▶ WORK TASK: State how many lines in the following entries contain the word "title". No other output.

▶ EXERCISE MATERIALS:
-=-=-

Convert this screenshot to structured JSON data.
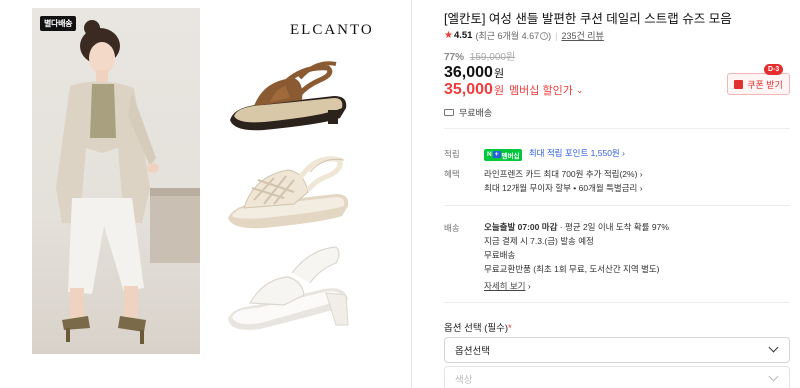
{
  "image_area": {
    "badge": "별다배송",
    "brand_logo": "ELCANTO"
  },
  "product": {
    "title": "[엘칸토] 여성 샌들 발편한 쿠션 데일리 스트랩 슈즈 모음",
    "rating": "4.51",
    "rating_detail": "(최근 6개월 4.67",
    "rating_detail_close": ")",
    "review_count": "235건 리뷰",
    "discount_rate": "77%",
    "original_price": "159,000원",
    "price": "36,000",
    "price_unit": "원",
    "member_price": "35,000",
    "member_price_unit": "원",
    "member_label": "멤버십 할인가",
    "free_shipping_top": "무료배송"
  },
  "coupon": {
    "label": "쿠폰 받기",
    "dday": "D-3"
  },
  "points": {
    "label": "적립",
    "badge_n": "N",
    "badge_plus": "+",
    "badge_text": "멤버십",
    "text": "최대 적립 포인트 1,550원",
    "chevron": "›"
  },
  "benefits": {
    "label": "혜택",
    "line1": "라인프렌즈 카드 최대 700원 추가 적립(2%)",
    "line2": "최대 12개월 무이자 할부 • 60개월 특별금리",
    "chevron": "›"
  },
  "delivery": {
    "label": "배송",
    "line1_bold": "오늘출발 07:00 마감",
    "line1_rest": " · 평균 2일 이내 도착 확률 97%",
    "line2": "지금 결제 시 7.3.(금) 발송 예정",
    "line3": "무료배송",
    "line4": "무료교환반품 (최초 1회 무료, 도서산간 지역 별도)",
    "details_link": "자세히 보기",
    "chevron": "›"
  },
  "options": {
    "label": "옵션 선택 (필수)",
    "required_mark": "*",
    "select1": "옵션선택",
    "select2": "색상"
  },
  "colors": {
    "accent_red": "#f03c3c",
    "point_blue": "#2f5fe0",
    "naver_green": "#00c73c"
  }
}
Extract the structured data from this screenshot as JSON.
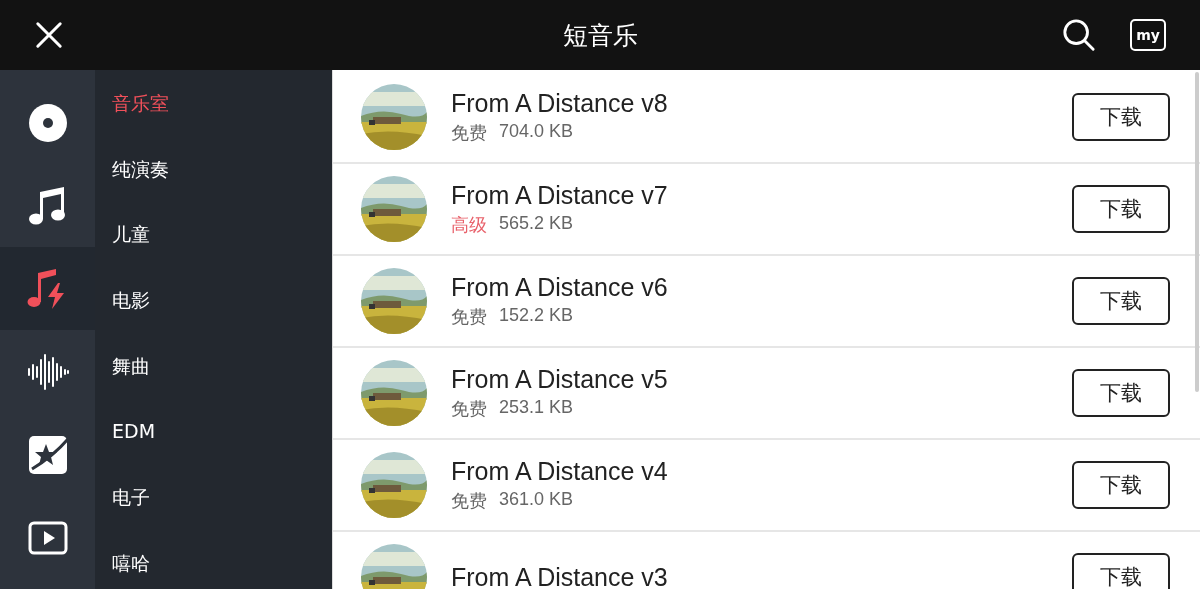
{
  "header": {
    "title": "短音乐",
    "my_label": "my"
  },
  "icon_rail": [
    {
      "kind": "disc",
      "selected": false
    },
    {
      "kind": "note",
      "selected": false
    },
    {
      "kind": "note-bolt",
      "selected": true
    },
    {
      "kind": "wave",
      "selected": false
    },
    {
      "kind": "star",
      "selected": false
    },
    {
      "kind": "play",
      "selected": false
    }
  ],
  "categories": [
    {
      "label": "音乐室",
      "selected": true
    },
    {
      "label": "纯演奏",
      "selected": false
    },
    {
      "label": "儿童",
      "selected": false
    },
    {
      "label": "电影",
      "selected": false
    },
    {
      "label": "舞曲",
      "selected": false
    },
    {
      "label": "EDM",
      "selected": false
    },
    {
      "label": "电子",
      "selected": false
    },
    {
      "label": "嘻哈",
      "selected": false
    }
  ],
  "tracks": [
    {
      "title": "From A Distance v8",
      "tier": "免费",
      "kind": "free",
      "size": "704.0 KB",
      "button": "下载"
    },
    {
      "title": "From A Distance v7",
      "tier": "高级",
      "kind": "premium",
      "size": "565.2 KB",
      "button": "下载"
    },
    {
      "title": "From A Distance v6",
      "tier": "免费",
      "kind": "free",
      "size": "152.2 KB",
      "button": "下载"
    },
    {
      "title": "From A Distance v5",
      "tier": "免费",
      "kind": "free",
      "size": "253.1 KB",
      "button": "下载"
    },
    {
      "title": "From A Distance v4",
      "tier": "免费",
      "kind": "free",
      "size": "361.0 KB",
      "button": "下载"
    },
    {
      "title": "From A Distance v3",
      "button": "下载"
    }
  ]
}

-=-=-

▶ FINISHED EXERCISE: 8